What is Procrastination?
For those who don’t know what procrastination is, it’s when you get distracted by activities which are not of significant importance when you know there is something important you should be getting on with.
For example, I have an essay on Social Anxiety due in a few weeks, I was doing some reading on it today and before I knew it I was on Facebook & Twitter all day chatting with friends and got very little work done.
As a student, I’m one of the worst kinds of people when it comes to doing this, it is estimated in the UK that 95% of all students procrastinate on a regular basis, so I’m certainly not alone!
Whatever you do for a living, the fact is that we all procrastinate from time to time and it is perfectly natural and OK to do so…up to a certain point. However some people have a real problem with wasting too much time and not getting work done in time for deadlines.
I aim to help you decrease the amount of time you spend procrastinating and help establish a better work ethic within your life with a few techniques.
Make a List
It is likely -especially if you’re a student- that you have different pieces of work to be submitted/finished at different deadlines. Thus making a list can make it clearer as to what needs to be done for when and how long you have to finish each task.Write all your different tasks in a list with their due dates next to them, like this:
Assignment/Task One – 14/03/13
Assignment/Task Two – 25/03/13
Assignment/Task Three – 02/04/13
Assignment/Task Four – 21/04/13
Now think about how long each task will take you and how long you have to get it finished. Now that you have prioritised your tasks, stick the list on your wall or mirror to remind you what you have due everyday.
Bad procrastinator or not, this is good practice and will keep you aware of all your work/academic responsibilities.
Ridding of Distractions
Another way of reducing time spent procrastinating is to get rid of the sources.
Turn the TV off at the wall.
Turn games consoles off at the wall.
Unplug the internet if you’re constantly checking Social Networking sites.
Don’t get food or drink unless you are genuinely hungry or thirsty.
Any other activities you know you shouldn’t be doing, put them away.
This will make you want to finish your work as you know you can go straight back to you’re hobbies and such after completing your tasks. Take breaks every 45 minutes to 1 hour.
This is self-discipline, an invaluable skill to perfect through life.
Split-Up Big Tasks
A 10,000 word report may seem like a dauntingly long and boring activity, however by breaking this up into smaller chunks, it becomes not nearly as threatening.
Just like prioritising in our to do list, we want to split the task into sections and dedicate time into each section.
So for this 10,000 word report we could do something like this if you had a week to complete it:
Monday & Tuesday – Research for the report.
Wednesday – Introduction to report .
Thursday – One half of main body.
Friday – Second half of main body.
Saturday – Conclusions & References.
Sunday – Edit final draft ready for submission for Monday.
Might seem like a lot of work by reading the above list, but split over days it is much, much more manageable and easier to follow as it is planned.

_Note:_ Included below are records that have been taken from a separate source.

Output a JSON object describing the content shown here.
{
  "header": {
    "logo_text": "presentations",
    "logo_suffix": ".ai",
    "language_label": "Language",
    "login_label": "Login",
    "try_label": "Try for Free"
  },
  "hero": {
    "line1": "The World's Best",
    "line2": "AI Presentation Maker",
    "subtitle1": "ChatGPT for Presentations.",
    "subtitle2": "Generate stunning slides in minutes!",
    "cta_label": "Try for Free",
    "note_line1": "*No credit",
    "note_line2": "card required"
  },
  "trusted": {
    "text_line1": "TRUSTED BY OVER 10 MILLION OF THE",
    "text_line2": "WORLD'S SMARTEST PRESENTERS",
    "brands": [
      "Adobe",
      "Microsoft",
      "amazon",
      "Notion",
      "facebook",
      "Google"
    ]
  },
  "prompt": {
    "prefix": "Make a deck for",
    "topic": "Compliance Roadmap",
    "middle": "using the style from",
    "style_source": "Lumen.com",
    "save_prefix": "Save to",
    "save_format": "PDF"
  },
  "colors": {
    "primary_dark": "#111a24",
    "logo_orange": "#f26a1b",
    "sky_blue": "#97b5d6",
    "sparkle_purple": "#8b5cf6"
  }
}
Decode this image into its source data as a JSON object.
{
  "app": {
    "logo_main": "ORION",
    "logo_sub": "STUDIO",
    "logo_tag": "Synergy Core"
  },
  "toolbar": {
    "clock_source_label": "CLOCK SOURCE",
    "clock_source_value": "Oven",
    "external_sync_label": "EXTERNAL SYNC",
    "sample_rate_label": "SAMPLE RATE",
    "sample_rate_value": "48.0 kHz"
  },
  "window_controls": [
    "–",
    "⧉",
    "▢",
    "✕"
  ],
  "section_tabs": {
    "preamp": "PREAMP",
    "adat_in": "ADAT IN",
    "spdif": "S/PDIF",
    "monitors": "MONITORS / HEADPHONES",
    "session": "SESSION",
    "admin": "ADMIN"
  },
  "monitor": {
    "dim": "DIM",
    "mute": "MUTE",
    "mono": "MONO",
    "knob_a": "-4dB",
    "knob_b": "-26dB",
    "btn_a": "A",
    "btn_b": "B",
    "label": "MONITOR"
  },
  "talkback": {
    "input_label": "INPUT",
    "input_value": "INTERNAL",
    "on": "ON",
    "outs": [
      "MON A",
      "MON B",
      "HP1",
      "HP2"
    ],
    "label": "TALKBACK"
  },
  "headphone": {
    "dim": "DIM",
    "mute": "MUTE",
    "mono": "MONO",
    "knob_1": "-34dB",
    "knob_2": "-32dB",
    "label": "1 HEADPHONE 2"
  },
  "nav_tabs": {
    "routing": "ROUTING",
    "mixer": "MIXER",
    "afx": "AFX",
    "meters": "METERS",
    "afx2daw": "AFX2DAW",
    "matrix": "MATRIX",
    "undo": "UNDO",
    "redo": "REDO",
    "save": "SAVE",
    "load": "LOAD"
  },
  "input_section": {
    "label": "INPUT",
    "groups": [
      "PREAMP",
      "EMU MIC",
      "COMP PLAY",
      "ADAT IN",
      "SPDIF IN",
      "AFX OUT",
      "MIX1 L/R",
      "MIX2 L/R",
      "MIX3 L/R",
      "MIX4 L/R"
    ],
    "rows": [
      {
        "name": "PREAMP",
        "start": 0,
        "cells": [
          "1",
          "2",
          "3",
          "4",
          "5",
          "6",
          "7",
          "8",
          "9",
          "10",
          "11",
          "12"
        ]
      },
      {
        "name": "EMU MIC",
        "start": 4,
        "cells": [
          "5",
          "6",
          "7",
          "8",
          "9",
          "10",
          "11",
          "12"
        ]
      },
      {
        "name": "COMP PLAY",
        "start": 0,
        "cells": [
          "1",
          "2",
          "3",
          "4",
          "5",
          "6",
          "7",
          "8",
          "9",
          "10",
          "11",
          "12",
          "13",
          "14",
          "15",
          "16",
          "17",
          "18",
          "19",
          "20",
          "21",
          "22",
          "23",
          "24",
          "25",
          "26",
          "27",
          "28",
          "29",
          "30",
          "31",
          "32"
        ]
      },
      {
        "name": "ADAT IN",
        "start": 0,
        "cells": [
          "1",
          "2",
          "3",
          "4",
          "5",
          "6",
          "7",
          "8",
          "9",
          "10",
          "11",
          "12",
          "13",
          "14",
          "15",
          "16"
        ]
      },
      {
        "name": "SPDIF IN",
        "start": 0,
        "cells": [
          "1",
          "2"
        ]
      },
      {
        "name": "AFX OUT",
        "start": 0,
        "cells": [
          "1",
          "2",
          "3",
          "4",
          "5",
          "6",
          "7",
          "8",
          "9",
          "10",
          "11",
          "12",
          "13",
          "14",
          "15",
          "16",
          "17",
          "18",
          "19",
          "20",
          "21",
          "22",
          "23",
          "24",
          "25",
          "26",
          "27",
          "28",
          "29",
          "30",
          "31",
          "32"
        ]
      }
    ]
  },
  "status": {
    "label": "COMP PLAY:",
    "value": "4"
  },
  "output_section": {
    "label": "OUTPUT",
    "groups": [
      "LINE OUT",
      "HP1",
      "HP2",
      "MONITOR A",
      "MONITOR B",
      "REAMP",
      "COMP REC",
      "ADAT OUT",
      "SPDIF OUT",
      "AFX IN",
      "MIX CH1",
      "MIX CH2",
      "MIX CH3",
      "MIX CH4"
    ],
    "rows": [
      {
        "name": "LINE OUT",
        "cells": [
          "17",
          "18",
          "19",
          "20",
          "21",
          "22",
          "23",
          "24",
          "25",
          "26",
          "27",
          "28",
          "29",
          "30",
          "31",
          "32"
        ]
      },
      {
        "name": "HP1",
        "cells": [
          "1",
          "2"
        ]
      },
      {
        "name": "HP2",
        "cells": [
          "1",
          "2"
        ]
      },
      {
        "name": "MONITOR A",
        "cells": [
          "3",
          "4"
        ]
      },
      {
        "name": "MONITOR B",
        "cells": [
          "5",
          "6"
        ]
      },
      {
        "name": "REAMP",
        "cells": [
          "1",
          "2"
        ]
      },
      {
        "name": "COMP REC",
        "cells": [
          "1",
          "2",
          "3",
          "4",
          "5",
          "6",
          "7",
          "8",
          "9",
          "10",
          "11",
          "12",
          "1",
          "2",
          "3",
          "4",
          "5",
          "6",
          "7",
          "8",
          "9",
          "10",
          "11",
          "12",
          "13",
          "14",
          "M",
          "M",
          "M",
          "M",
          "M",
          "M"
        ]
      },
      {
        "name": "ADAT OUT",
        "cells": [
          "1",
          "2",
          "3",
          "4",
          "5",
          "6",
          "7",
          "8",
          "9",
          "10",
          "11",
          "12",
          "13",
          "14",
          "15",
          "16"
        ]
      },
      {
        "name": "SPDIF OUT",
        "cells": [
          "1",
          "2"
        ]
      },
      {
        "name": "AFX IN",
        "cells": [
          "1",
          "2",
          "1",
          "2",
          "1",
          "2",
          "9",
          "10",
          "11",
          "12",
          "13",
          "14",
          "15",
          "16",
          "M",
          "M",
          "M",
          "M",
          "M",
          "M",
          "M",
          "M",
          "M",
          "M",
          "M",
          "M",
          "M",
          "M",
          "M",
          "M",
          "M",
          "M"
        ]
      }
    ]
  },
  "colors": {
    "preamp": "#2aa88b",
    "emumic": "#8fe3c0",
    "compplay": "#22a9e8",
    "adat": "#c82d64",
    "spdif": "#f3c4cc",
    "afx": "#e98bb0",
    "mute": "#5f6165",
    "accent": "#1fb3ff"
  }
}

Keep this list somewhere where you will see it just like the to do list so you know what is ahead of you.
Keep Your Motivation Going!
Just watch this video below, if this doesn’t motivate you I don’t what will.
I’m kidding really, but motivational videos really help me once in a while, if you don’t like this one then there are plenty more to search for on Youtube and Google Videos.
Let This Man Motivate You!!
Well done for taking a step in the right direction to make a more productive you, just by reading my article you are doing something to better yourself. Keep at it!